Return every line below in which "price" appears.

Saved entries

= Beginning of Section =

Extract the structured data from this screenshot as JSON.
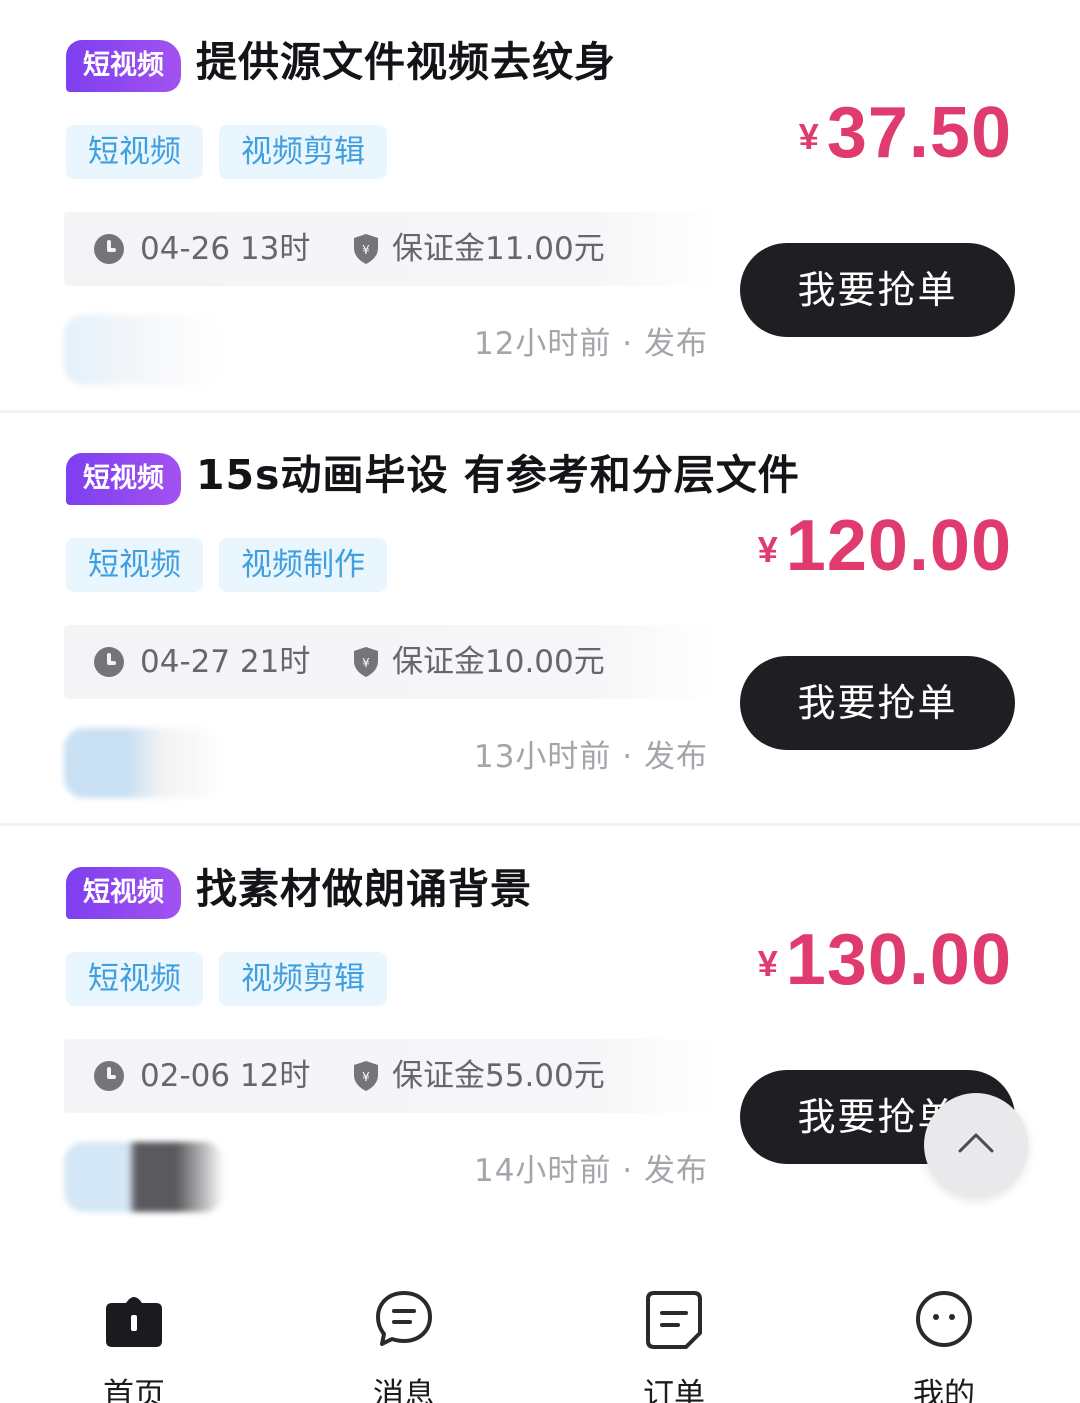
{
  "listings": [
    {
      "badge": "短视频",
      "title": "提供源文件视频去纹身",
      "tags": [
        "短视频",
        "视频剪辑"
      ],
      "currency": "¥",
      "price": "37.50",
      "time": "04-26 13时",
      "deposit": "保证金11.00元",
      "button": "我要抢单",
      "posted": "12小时前 · 发布"
    },
    {
      "badge": "短视频",
      "title": "15s动画毕设 有参考和分层文件",
      "tags": [
        "短视频",
        "视频制作"
      ],
      "currency": "¥",
      "price": "120.00",
      "time": "04-27 21时",
      "deposit": "保证金10.00元",
      "button": "我要抢单",
      "posted": "13小时前 · 发布"
    },
    {
      "badge": "短视频",
      "title": "找素材做朗诵背景",
      "tags": [
        "短视频",
        "视频剪辑"
      ],
      "currency": "¥",
      "price": "130.00",
      "time": "02-06 12时",
      "deposit": "保证金55.00元",
      "button": "我要抢单",
      "posted": "14小时前 · 发布"
    }
  ],
  "tabbar": {
    "items": [
      {
        "label": "首页",
        "icon": "home-icon"
      },
      {
        "label": "消息",
        "icon": "message-icon"
      },
      {
        "label": "订单",
        "icon": "order-icon"
      },
      {
        "label": "我的",
        "icon": "profile-icon"
      }
    ]
  },
  "colors": {
    "badge": "#8a45f0",
    "tag_bg": "#eaf6fd",
    "tag_text": "#3f9fe0",
    "price": "#e03b6f",
    "button": "#1f1f23"
  }
}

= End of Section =

◆ Exercise answer
      "price": "37.50",
      "price": "120.00",
      "price": "130.00",
    "price": "#e03b6f",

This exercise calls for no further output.